Only lines with the word "label" are needed; collect each of them from the listing below.

________________

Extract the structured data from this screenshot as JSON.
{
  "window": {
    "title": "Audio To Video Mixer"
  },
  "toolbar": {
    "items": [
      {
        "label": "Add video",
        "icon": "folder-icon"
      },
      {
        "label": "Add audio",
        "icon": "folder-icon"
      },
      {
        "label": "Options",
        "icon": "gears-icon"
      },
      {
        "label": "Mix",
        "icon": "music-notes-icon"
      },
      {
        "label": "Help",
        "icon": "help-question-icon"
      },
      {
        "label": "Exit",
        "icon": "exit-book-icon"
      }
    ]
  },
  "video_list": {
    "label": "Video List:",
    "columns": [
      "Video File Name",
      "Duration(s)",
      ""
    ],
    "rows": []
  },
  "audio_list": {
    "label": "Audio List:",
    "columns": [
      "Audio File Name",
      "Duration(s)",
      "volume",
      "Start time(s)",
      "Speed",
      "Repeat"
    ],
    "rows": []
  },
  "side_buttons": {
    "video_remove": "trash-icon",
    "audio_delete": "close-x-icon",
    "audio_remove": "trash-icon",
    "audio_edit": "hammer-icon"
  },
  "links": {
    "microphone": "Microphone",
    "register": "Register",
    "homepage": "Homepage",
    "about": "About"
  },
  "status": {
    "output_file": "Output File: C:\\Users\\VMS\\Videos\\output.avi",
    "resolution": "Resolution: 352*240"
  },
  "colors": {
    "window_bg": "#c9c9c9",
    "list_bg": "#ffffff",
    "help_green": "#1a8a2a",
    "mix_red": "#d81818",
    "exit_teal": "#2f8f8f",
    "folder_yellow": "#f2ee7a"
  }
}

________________

## TASK RESULT
        "label": "Add video",
        "label": "Add audio",
        "label": "Options",
        "label": "Mix",
        "label": "Help",
        "label": "Exit",
    "label": "Video List:",
    "label": "Audio List:",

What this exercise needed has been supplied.